- **Assigned task**
Give the number of lines in the data below where the string "不透明度" occurs, and nothing else.

Dataset rows for apps and sites
####################
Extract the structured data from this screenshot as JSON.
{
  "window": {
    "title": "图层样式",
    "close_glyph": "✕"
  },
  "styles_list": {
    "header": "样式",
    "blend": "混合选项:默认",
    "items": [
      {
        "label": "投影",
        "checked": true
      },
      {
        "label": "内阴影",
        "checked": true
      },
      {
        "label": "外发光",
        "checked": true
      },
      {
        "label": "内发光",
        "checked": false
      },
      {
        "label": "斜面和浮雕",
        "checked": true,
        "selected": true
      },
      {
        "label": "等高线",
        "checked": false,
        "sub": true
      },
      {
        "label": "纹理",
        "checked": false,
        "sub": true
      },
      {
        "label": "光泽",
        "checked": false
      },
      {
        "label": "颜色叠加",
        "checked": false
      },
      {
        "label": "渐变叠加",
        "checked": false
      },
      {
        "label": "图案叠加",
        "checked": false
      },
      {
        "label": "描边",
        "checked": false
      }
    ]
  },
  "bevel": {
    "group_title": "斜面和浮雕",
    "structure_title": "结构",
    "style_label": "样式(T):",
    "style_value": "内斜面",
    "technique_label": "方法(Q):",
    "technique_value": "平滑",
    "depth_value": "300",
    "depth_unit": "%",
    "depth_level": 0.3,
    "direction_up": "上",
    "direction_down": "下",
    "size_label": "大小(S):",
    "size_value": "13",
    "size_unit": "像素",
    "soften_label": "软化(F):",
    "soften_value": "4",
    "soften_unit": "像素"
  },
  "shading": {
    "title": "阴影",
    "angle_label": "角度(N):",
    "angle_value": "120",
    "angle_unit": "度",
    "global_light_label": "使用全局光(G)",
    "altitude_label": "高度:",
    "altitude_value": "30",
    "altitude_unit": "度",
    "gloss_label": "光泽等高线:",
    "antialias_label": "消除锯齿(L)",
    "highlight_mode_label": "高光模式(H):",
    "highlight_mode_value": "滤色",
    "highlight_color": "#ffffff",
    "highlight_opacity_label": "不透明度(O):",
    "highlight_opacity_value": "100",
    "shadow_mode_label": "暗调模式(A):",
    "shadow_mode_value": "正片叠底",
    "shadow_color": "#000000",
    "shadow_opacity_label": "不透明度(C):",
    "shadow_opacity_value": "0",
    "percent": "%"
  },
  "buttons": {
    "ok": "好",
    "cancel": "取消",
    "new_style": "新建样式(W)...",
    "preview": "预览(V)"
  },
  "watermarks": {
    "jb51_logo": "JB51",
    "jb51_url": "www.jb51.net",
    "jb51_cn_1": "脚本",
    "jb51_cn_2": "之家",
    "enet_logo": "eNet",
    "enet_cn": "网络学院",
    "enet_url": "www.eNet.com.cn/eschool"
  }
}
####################
- **Task output**
2